Exercise = Please reproduce all of the lines below, word for word and in full.

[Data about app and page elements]
☆ ☆ ☆ ☆
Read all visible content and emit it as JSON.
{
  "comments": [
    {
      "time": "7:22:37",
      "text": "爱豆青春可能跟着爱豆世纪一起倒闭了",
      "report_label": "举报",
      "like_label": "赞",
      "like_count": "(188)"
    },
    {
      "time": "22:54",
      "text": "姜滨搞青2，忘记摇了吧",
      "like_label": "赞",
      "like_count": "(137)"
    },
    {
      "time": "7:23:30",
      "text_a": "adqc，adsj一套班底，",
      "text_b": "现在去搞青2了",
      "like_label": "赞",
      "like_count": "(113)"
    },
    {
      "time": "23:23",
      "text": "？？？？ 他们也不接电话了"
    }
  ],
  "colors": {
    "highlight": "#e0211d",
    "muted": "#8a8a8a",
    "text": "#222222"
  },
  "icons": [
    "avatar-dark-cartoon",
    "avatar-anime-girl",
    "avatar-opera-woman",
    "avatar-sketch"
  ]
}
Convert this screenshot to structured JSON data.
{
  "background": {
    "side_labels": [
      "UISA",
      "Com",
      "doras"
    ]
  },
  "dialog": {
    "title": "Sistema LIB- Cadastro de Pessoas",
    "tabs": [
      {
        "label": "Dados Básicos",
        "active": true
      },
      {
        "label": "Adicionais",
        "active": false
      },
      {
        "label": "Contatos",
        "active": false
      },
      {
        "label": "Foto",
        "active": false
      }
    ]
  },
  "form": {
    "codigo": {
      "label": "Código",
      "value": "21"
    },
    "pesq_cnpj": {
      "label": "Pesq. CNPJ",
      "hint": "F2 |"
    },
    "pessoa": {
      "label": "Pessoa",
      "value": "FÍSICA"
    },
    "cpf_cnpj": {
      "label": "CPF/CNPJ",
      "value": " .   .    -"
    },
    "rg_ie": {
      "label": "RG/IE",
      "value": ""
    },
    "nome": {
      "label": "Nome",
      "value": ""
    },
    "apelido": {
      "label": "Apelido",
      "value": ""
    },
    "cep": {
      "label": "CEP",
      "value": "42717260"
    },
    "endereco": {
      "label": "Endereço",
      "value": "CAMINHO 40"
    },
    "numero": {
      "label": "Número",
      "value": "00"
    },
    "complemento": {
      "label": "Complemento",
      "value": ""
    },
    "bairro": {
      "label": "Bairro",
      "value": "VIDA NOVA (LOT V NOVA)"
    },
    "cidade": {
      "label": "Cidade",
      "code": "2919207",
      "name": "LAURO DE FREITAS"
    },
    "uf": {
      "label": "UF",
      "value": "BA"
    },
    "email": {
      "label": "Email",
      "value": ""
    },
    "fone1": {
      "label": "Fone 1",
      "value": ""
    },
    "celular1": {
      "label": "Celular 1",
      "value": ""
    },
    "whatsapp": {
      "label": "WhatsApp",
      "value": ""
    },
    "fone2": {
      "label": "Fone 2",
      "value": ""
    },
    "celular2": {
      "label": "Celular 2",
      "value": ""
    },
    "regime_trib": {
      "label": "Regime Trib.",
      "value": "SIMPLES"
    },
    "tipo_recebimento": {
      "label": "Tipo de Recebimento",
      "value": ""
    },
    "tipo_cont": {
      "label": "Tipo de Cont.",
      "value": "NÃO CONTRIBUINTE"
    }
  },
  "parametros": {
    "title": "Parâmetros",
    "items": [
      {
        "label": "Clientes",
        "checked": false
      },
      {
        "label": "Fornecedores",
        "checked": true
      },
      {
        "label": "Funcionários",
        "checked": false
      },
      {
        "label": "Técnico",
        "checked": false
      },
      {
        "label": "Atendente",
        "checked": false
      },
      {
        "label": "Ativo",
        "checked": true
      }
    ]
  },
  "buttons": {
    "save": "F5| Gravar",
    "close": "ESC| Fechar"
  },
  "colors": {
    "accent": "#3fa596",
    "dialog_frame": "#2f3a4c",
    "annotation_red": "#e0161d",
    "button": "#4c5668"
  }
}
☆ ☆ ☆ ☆
Solved problem =
Read all visible content and emit it as JSON.
{
  "comments": [
    {
      "time": "7:22:37",
      "text": "爱豆青春可能跟着爱豆世纪一起倒闭了",
      "report_label": "举报",
      "like_label": "赞",
      "like_count": "(188)"
    },
    {
      "time": "22:54",
      "text": "姜滨搞青2，忘记摇了吧",
      "like_label": "赞",
      "like_count": "(137)"
    },
    {
      "time": "7:23:30",
      "text_a": "adqc，adsj一套班底，",
      "text_b": "现在去搞青2了",
      "like_label": "赞",
      "like_count": "(113)"
    },
    {
      "time": "23:23",
      "text": "？？？？ 他们也不接电话了"
    }
  ],
  "colors": {
    "highlight": "#e0211d",
    "muted": "#8a8a8a",
    "text": "#222222"
  },
  "icons": [
    "avatar-dark-cartoon",
    "avatar-anime-girl",
    "avatar-opera-woman",
    "avatar-sketch"
  ]
}
Convert this screenshot to structured JSON data.
{
  "background": {
    "side_labels": [
      "UISA",
      "Com",
      "doras"
    ]
  },
  "dialog": {
    "title": "Sistema LIB- Cadastro de Pessoas",
    "tabs": [
      {
        "label": "Dados Básicos",
        "active": true
      },
      {
        "label": "Adicionais",
        "active": false
      },
      {
        "label": "Contatos",
        "active": false
      },
      {
        "label": "Foto",
        "active": false
      }
    ]
  },
  "form": {
    "codigo": {
      "label": "Código",
      "value": "21"
    },
    "pesq_cnpj": {
      "label": "Pesq. CNPJ",
      "hint": "F2 |"
    },
    "pessoa": {
      "label": "Pessoa",
      "value": "FÍSICA"
    },
    "cpf_cnpj": {
      "label": "CPF/CNPJ",
      "value": " .   .    -"
    },
    "rg_ie": {
      "label": "RG/IE",
      "value": ""
    },
    "nome": {
      "label": "Nome",
      "value": ""
    },
    "apelido": {
      "label": "Apelido",
      "value": ""
    },
    "cep": {
      "label": "CEP",
      "value": "42717260"
    },
    "endereco": {
      "label": "Endereço",
      "value": "CAMINHO 40"
    },
    "numero": {
      "label": "Número",
      "value": "00"
    },
    "complemento": {
      "label": "Complemento",
      "value": ""
    },
    "bairro": {
      "label": "Bairro",
      "value": "VIDA NOVA (LOT V NOVA)"
    },
    "cidade": {
      "label": "Cidade",
      "code": "2919207",
      "name": "LAURO DE FREITAS"
    },
    "uf": {
      "label": "UF",
      "value": "BA"
    },
    "email": {
      "label": "Email",
      "value": ""
    },
    "fone1": {
      "label": "Fone 1",
      "value": ""
    },
    "celular1": {
      "label": "Celular 1",
      "value": ""
    },
    "whatsapp": {
      "label": "WhatsApp",
      "value": ""
    },
    "fone2": {
      "label": "Fone 2",
      "value": ""
    },
    "celular2": {
      "label": "Celular 2",
      "value": ""
    },
    "regime_trib": {
      "label": "Regime Trib.",
      "value": "SIMPLES"
    },
    "tipo_recebimento": {
      "label": "Tipo de Recebimento",
      "value": ""
    },
    "tipo_cont": {
      "label": "Tipo de Cont.",
      "value": "NÃO CONTRIBUINTE"
    }
  },
  "parametros": {
    "title": "Parâmetros",
    "items": [
      {
        "label": "Clientes",
        "checked": false
      },
      {
        "label": "Fornecedores",
        "checked": true
      },
      {
        "label": "Funcionários",
        "checked": false
      },
      {
        "label": "Técnico",
        "checked": false
      },
      {
        "label": "Atendente",
        "checked": false
      },
      {
        "label": "Ativo",
        "checked": true
      }
    ]
  },
  "buttons": {
    "save": "F5| Gravar",
    "close": "ESC| Fechar"
  },
  "colors": {
    "accent": "#3fa596",
    "dialog_frame": "#2f3a4c",
    "annotation_red": "#e0161d",
    "button": "#4c5668"
  }
}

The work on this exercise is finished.